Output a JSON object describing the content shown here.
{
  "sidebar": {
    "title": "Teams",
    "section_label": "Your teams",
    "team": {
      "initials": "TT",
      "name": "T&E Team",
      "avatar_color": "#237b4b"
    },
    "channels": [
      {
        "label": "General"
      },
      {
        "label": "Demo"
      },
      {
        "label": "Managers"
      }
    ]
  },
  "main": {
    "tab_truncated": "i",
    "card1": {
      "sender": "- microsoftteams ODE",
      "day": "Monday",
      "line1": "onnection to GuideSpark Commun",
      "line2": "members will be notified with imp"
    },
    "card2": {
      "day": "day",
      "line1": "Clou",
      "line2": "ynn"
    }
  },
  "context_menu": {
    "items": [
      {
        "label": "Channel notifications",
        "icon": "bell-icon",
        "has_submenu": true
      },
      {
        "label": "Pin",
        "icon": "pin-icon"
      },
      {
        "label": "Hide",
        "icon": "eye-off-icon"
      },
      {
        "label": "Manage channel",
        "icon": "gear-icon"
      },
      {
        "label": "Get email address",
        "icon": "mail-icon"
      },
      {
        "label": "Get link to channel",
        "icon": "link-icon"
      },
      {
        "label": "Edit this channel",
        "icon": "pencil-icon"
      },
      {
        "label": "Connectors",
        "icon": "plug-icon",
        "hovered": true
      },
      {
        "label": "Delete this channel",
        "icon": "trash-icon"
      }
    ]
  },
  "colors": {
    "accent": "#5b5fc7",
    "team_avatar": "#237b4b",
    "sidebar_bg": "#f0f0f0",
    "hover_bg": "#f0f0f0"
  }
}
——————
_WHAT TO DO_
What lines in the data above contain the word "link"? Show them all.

_EXERCISE ANSWER_
        "label": "Get link to channel",
        "icon": "link-icon"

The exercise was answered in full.